Spanos, N. P., Gwynn, M. I., & Terrade, K. (1989). Effects on mock jurors of experts favorable and unfavorable toward hypnotically elicited eyewitness testimony. Journal of Applied Psychology, 74, 922-926.

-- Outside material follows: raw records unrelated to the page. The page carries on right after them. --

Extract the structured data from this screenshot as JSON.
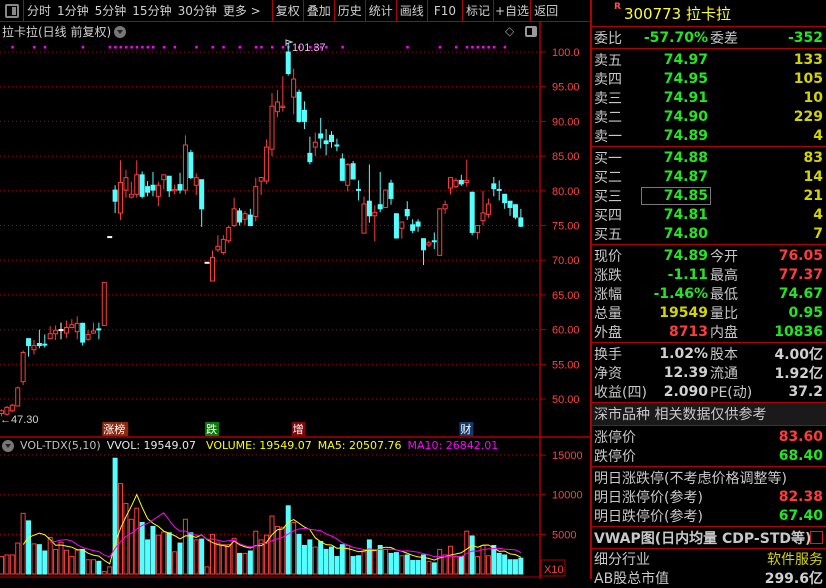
{
  "toolbar": {
    "periods": [
      "分时",
      "1分钟",
      "5分钟",
      "15分钟",
      "30分钟",
      "更多 >"
    ],
    "buttons": [
      "复权",
      "叠加",
      "历史",
      "统计",
      "画线",
      "F10",
      "标记",
      "+自选",
      "返回"
    ]
  },
  "chart": {
    "title": "拉卡拉(日线 前复权)",
    "high_label": "101.37",
    "low_label": "←47.30",
    "y_ticks": [
      "100.0",
      "95.00",
      "90.00",
      "85.00",
      "80.00",
      "75.00",
      "70.00",
      "65.00",
      "60.00",
      "55.00",
      "50.00"
    ],
    "event_tags": [
      {
        "text": "涨榜",
        "bg": "#8b2a10",
        "at": 19
      },
      {
        "text": "跌",
        "bg": "#0a7a0a",
        "at": 38
      },
      {
        "text": "增",
        "bg": "#7a0a0a",
        "at": 54
      },
      {
        "text": "财",
        "bg": "#123a6a",
        "at": 85
      }
    ],
    "colors": {
      "up": "#ff3c3c",
      "down": "#54ffff",
      "grid": "#b00000",
      "ma5": "#ffff00",
      "ma10": "#ff00ff"
    }
  },
  "chart_data": {
    "type": "candlestick",
    "ohlc": [
      [
        47.9,
        48.3,
        48.5,
        47.5
      ],
      [
        47.8,
        48.8,
        49.0,
        47.6
      ],
      [
        48.3,
        49.1,
        49.3,
        48.1
      ],
      [
        49.0,
        51.6,
        51.8,
        48.9
      ],
      [
        52.5,
        56.7,
        57.0,
        52.0
      ],
      [
        58.7,
        57.7,
        58.7,
        56.1
      ],
      [
        57.1,
        57.7,
        58.5,
        56.4
      ],
      [
        58.0,
        57.7,
        60.0,
        57.3
      ],
      [
        57.9,
        57.8,
        59.3,
        57.4
      ],
      [
        58.7,
        59.4,
        60.5,
        58.6
      ],
      [
        59.4,
        59.9,
        60.6,
        58.5
      ],
      [
        60.0,
        60.0,
        61.0,
        58.6
      ],
      [
        59.5,
        60.3,
        61.3,
        58.8
      ],
      [
        60.3,
        60.7,
        61.5,
        60.2
      ],
      [
        59.7,
        60.9,
        61.9,
        58.6
      ],
      [
        60.9,
        58.2,
        61.0,
        57.7
      ],
      [
        58.6,
        59.3,
        59.9,
        58.4
      ],
      [
        59.5,
        59.8,
        61.0,
        59.4
      ],
      [
        60.1,
        60.0,
        61.0,
        58.6
      ],
      [
        60.6,
        66.8,
        66.8,
        60.6
      ],
      [
        73.4,
        73.4,
        73.4,
        73.4
      ],
      [
        80.1,
        78.5,
        80.8,
        76.8
      ],
      [
        76.8,
        81.2,
        84.4,
        75.8
      ],
      [
        80.1,
        81.9,
        83.0,
        79.0
      ],
      [
        79.1,
        79.5,
        81.3,
        78.9
      ],
      [
        79.5,
        82.3,
        84.4,
        79.0
      ],
      [
        82.3,
        79.2,
        82.8,
        78.9
      ],
      [
        80.6,
        79.8,
        81.4,
        79.2
      ],
      [
        80.8,
        80.1,
        82.7,
        79.2
      ],
      [
        79.2,
        80.8,
        81.3,
        77.8
      ],
      [
        81.6,
        82.3,
        82.3,
        80.2
      ],
      [
        82.1,
        80.0,
        82.1,
        79.1
      ],
      [
        80.0,
        80.2,
        80.9,
        79.5
      ],
      [
        80.9,
        80.1,
        82.6,
        79.6
      ],
      [
        80.1,
        86.6,
        88.0,
        79.5
      ],
      [
        85.5,
        81.9,
        85.9,
        81.7
      ],
      [
        80.8,
        81.9,
        82.5,
        79.4
      ],
      [
        81.6,
        77.4,
        81.6,
        74.8
      ],
      [
        69.7,
        69.7,
        69.7,
        69.7
      ],
      [
        67.0,
        70.4,
        71.4,
        67.0
      ],
      [
        71.5,
        72.0,
        73.6,
        71.2
      ],
      [
        71.1,
        73.0,
        73.6,
        70.8
      ],
      [
        72.8,
        74.7,
        75.0,
        72.5
      ],
      [
        75.0,
        77.4,
        79.0,
        74.8
      ],
      [
        77.1,
        75.5,
        77.5,
        75.0
      ],
      [
        75.9,
        76.7,
        77.1,
        75.1
      ],
      [
        76.5,
        75.0,
        77.4,
        74.9
      ],
      [
        76.3,
        80.6,
        81.9,
        75.6
      ],
      [
        81.4,
        81.9,
        82.0,
        79.4
      ],
      [
        81.4,
        86.3,
        87.4,
        81.0
      ],
      [
        86.0,
        92.2,
        94.1,
        85.0
      ],
      [
        91.4,
        92.8,
        94.5,
        90.6
      ],
      [
        92.0,
        92.2,
        96.5,
        91.4
      ],
      [
        100.0,
        96.9,
        101.37,
        96.6
      ],
      [
        93.5,
        96.1,
        97.6,
        91.0
      ],
      [
        94.2,
        90.0,
        94.6,
        89.8
      ],
      [
        91.6,
        90.0,
        92.9,
        88.9
      ],
      [
        85.4,
        84.2,
        87.8,
        83.8
      ],
      [
        86.3,
        87.0,
        88.4,
        85.0
      ],
      [
        88.2,
        87.6,
        90.5,
        86.1
      ],
      [
        87.2,
        86.8,
        88.9,
        85.1
      ],
      [
        88.0,
        87.1,
        88.6,
        86.2
      ],
      [
        86.6,
        86.5,
        87.5,
        85.7
      ],
      [
        84.6,
        81.5,
        85.4,
        81.5
      ],
      [
        80.8,
        83.8,
        84.0,
        79.9
      ],
      [
        83.9,
        81.7,
        84.3,
        81.7
      ],
      [
        80.2,
        80.1,
        81.5,
        78.6
      ],
      [
        73.9,
        78.1,
        79.2,
        73.9
      ],
      [
        78.5,
        76.4,
        83.8,
        75.4
      ],
      [
        76.4,
        76.9,
        77.9,
        72.7
      ],
      [
        78.0,
        77.4,
        82.7,
        76.9
      ],
      [
        77.6,
        80.1,
        80.2,
        77.6
      ],
      [
        81.1,
        78.9,
        81.6,
        78.0
      ],
      [
        76.7,
        73.2,
        76.7,
        73.2
      ],
      [
        74.6,
        75.5,
        75.5,
        73.1
      ],
      [
        77.3,
        76.4,
        78.5,
        75.8
      ],
      [
        75.1,
        74.3,
        75.9,
        73.9
      ],
      [
        75.5,
        74.9,
        75.9,
        74.1
      ],
      [
        73.1,
        71.5,
        73.1,
        69.3
      ],
      [
        72.2,
        72.5,
        72.8,
        71.9
      ],
      [
        72.8,
        72.7,
        74.0,
        71.6
      ],
      [
        70.7,
        77.4,
        77.5,
        70.7
      ],
      [
        77.4,
        78.0,
        78.6,
        76.7
      ],
      [
        80.4,
        81.9,
        81.9,
        79.5
      ],
      [
        80.6,
        81.5,
        81.8,
        80.4
      ],
      [
        81.5,
        81.0,
        82.3,
        80.7
      ],
      [
        81.2,
        81.5,
        84.5,
        80.6
      ],
      [
        79.8,
        74.0,
        79.8,
        73.6
      ],
      [
        74.0,
        75.0,
        75.0,
        73.0
      ],
      [
        75.7,
        76.8,
        80.0,
        75.0
      ],
      [
        76.6,
        78.1,
        78.9,
        76.1
      ],
      [
        81.0,
        80.3,
        82.0,
        79.2
      ],
      [
        80.2,
        80.1,
        81.5,
        78.6
      ],
      [
        79.5,
        78.3,
        79.5,
        77.4
      ],
      [
        78.5,
        77.6,
        78.5,
        76.4
      ],
      [
        78.0,
        76.2,
        78.0,
        75.9
      ],
      [
        76.1,
        74.89,
        77.4,
        74.8
      ]
    ],
    "volume": [
      2200,
      2400,
      2400,
      3900,
      7650,
      6700,
      3800,
      3700,
      2900,
      4600,
      3100,
      4000,
      3000,
      2200,
      3000,
      3100,
      1800,
      1800,
      1600,
      300,
      900,
      14600,
      11400,
      8900,
      6900,
      8300,
      6500,
      4300,
      6000,
      4900,
      5300,
      5200,
      2800,
      3900,
      6900,
      5200,
      4300,
      4400,
      900,
      5000,
      3900,
      3700,
      3700,
      4500,
      2600,
      2600,
      2900,
      5400,
      4300,
      4900,
      7300,
      6000,
      5900,
      8600,
      6500,
      5000,
      3600,
      4300,
      3400,
      4100,
      3100,
      3400,
      2200,
      3700,
      3600,
      2200,
      2300,
      2800,
      4300,
      3100,
      3600,
      3100,
      2600,
      2700,
      2300,
      2400,
      1700,
      1700,
      2400,
      1600,
      1400,
      3100,
      2400,
      3500,
      2200,
      2200,
      5400,
      4800,
      2200,
      3600,
      2300,
      3600,
      2600,
      2400,
      1800,
      1800,
      2000
    ],
    "marker_indices": [
      2,
      6,
      8,
      15,
      20,
      21,
      22,
      23,
      24,
      25,
      26,
      27,
      28,
      30,
      32,
      36,
      39,
      41,
      44,
      47,
      48,
      50,
      52,
      53,
      55,
      57,
      58,
      59,
      60,
      63,
      75,
      81,
      84,
      86,
      87,
      88,
      89,
      90,
      91,
      93
    ],
    "ylim": [
      45.5,
      103
    ],
    "vol_ticks": [
      "15000",
      "10000",
      "5000"
    ],
    "vol_unit": "X10"
  },
  "volume_legend": {
    "name": "VOL-TDX(5,10)",
    "vvol": "VVOL: 19549.07",
    "volume": "VOLUME: 19549.07",
    "ma5": "MA5: 20507.76",
    "ma10": "MA10: 26842.01"
  },
  "quote": {
    "code": "300773 拉卡拉",
    "r": "R",
    "wb": {
      "l1": "委比",
      "v1": "-57.70%",
      "l2": "委差",
      "v2": "-352"
    },
    "asks": [
      {
        "l": "卖五",
        "p": "74.97",
        "v": "133"
      },
      {
        "l": "卖四",
        "p": "74.95",
        "v": "105"
      },
      {
        "l": "卖三",
        "p": "74.91",
        "v": "10"
      },
      {
        "l": "卖二",
        "p": "74.90",
        "v": "229"
      },
      {
        "l": "卖一",
        "p": "74.89",
        "v": "4"
      }
    ],
    "bids": [
      {
        "l": "买一",
        "p": "74.88",
        "v": "83"
      },
      {
        "l": "买二",
        "p": "74.87",
        "v": "14"
      },
      {
        "l": "买三",
        "p": "74.85",
        "v": "21"
      },
      {
        "l": "买四",
        "p": "74.81",
        "v": "4"
      },
      {
        "l": "买五",
        "p": "74.80",
        "v": "7"
      }
    ],
    "stats": [
      {
        "l1": "现价",
        "v1": "74.89",
        "c1": "g",
        "l2": "今开",
        "v2": "76.05",
        "c2": "rd"
      },
      {
        "l1": "涨跌",
        "v1": "-1.11",
        "c1": "g",
        "l2": "最高",
        "v2": "77.37",
        "c2": "rd"
      },
      {
        "l1": "涨幅",
        "v1": "-1.46%",
        "c1": "g",
        "l2": "最低",
        "v2": "74.67",
        "c2": "g"
      },
      {
        "l1": "总量",
        "v1": "19549",
        "c1": "y",
        "l2": "量比",
        "v2": "0.95",
        "c2": "g"
      },
      {
        "l1": "外盘",
        "v1": "8713",
        "c1": "rd",
        "l2": "内盘",
        "v2": "10836",
        "c2": "g"
      }
    ],
    "fund": [
      {
        "l1": "换手",
        "v1": "1.02%",
        "l2": "股本",
        "v2": "4.00亿"
      },
      {
        "l1": "净资",
        "v1": "12.39",
        "l2": "流通",
        "v2": "1.92亿"
      },
      {
        "l1": "收益(四)",
        "v1": "2.090",
        "l2": "PE(动)",
        "v2": "37.2"
      }
    ],
    "market_note": "深市品种  相关数据仅供参考",
    "limit_up_label": "涨停价",
    "limit_up": "83.60",
    "limit_down_label": "跌停价",
    "limit_down": "68.40",
    "tomorrow_title": "明日涨跌停(不考虑价格调整等)",
    "tomorrow_up_label": "明日涨停价(参考)",
    "tomorrow_up": "82.38",
    "tomorrow_down_label": "明日跌停价(参考)",
    "tomorrow_down": "67.40",
    "vwap": "VWAP图(日内均量 CDP-STD等)",
    "industry_label": "细分行业",
    "industry": "软件服务",
    "mcap_label": "AB股总市值",
    "mcap": "299.6亿"
  }
}
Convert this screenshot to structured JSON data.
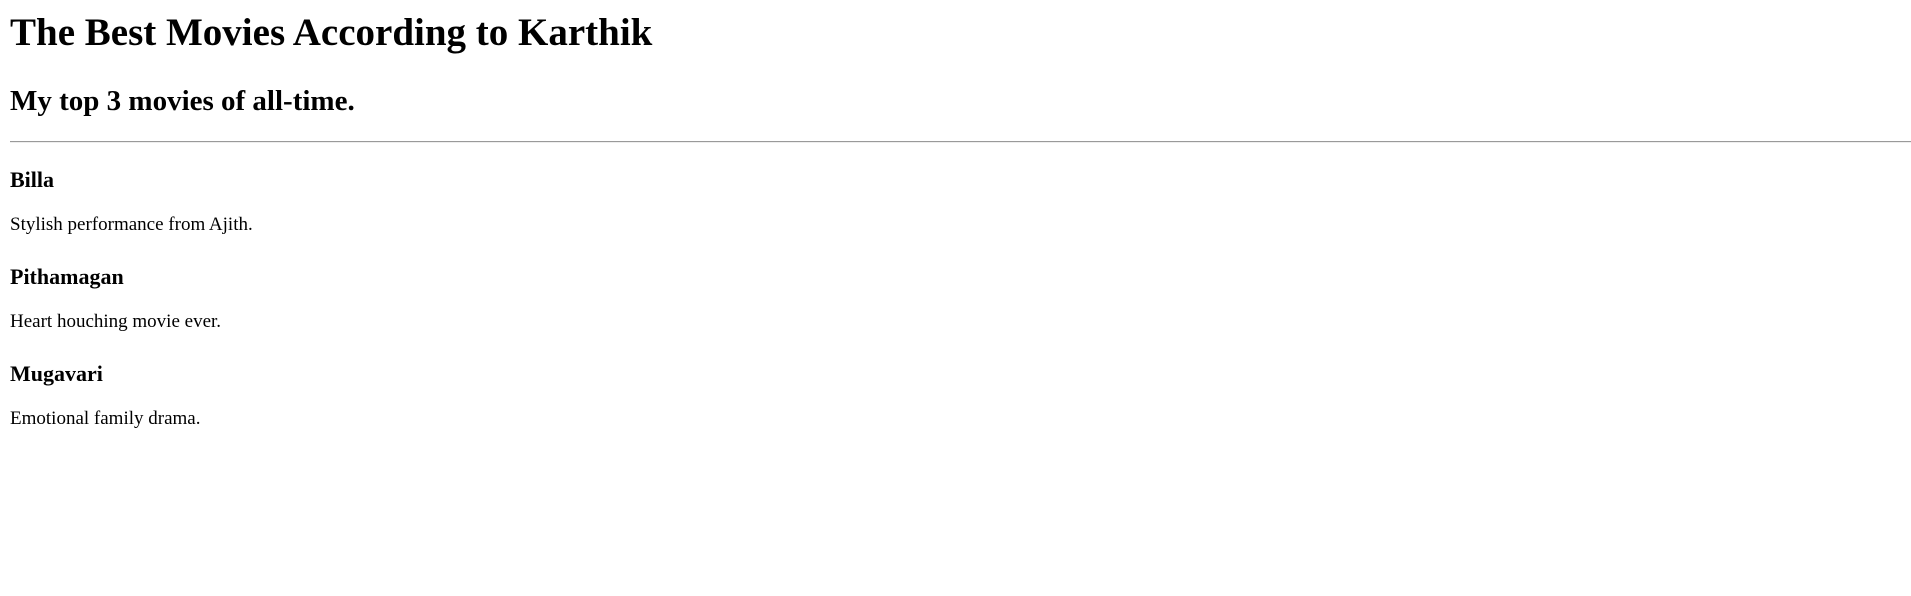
{
  "header": {
    "title": "The Best Movies According to Karthik",
    "subtitle": "My top 3 movies of all-time."
  },
  "movies": [
    {
      "name": "Billa",
      "description": "Stylish performance from Ajith."
    },
    {
      "name": "Pithamagan",
      "description": "Heart houching movie ever."
    },
    {
      "name": "Mugavari",
      "description": "Emotional family drama."
    }
  ]
}
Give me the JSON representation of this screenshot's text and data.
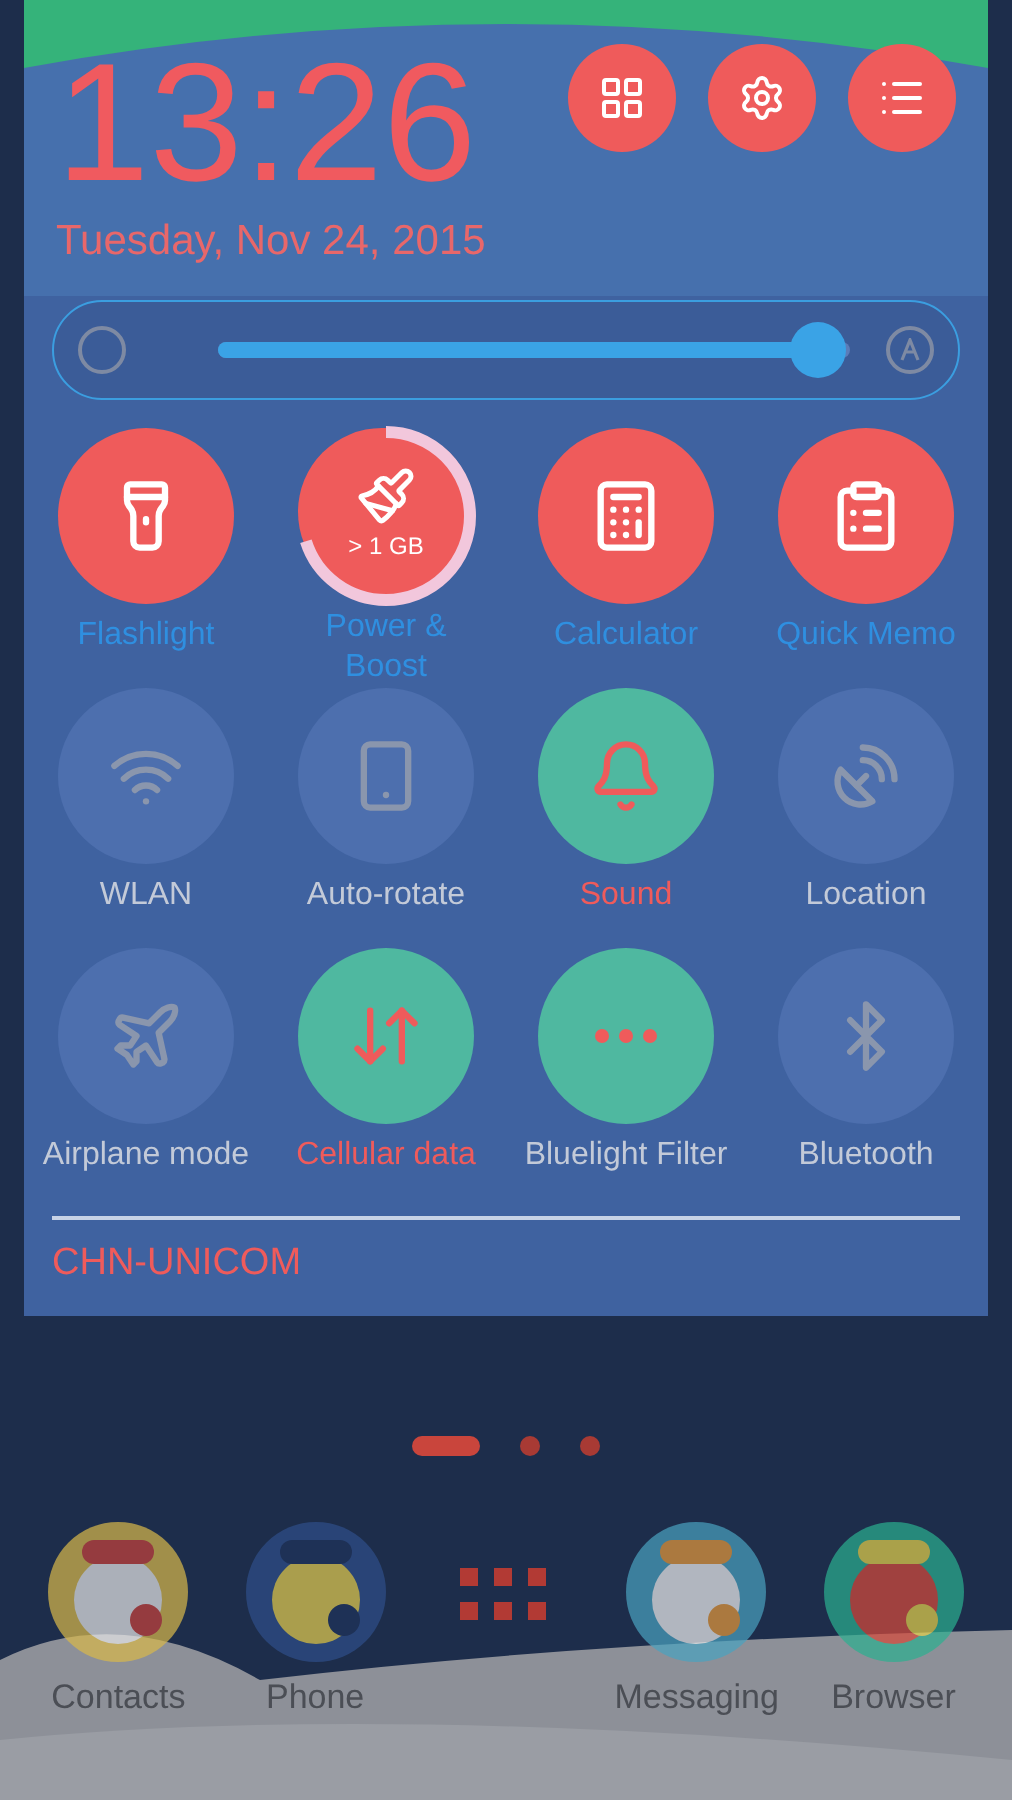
{
  "clock": {
    "time": "13:26",
    "date": "Tuesday, Nov 24, 2015"
  },
  "brightness": {
    "level": 0.95
  },
  "tiles": [
    {
      "kind": "shortcut",
      "label": "Flashlight"
    },
    {
      "kind": "boost",
      "label": "Power & Boost",
      "badge": "> 1 GB"
    },
    {
      "kind": "shortcut",
      "label": "Calculator"
    },
    {
      "kind": "shortcut",
      "label": "Quick Memo"
    },
    {
      "kind": "toggle",
      "label": "WLAN",
      "on": false,
      "highlighted": false
    },
    {
      "kind": "toggle",
      "label": "Auto-rotate",
      "on": false,
      "highlighted": false
    },
    {
      "kind": "toggle",
      "label": "Sound",
      "on": true,
      "highlighted": true
    },
    {
      "kind": "toggle",
      "label": "Location",
      "on": false,
      "highlighted": false
    },
    {
      "kind": "toggle",
      "label": "Airplane mode",
      "on": false,
      "highlighted": false
    },
    {
      "kind": "toggle",
      "label": "Cellular data",
      "on": true,
      "highlighted": true
    },
    {
      "kind": "toggle",
      "label": "Bluelight Filter",
      "on": true,
      "highlighted": false
    },
    {
      "kind": "toggle",
      "label": "Bluetooth",
      "on": false,
      "highlighted": false
    }
  ],
  "carrier": "CHN-UNICOM",
  "pages": [
    {
      "selected": true
    },
    {
      "selected": false
    },
    {
      "selected": false
    }
  ],
  "dock": [
    {
      "label": "Contacts"
    },
    {
      "label": "Phone"
    },
    {
      "label": "Messaging"
    },
    {
      "label": "Browser"
    }
  ]
}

Mock jurors were told that a rape victim’s initial identification of the defendant was made either during a police interrogation or a hypnotic interrogation. Jurors given the hypnotic interrogation case then saw a videotape of an expert who was favorable toward hypnotically elicited testimony, an expert who was unfavorable, or both experts. Jurors’ private beliefs of the defendant’s guilt (assessed before exposure to the experts) was not influenced by knowledge that the witness had been hypnotized. However, jurors’ guilt ratings were significantly influenced by both the favorable and the unfavorable experts and by the process of deliberation. Juries in all treatments strongly favored acquittal, and jury verdicts were not significantly influenced by expert testimony. Juries hearing expert testimony favorable to hypnotically aided recall tended to convict more than juries that heard unfavorable testimony and juries that heard both versions of testimony in case in which victim’s testimony was elicited hypnotically.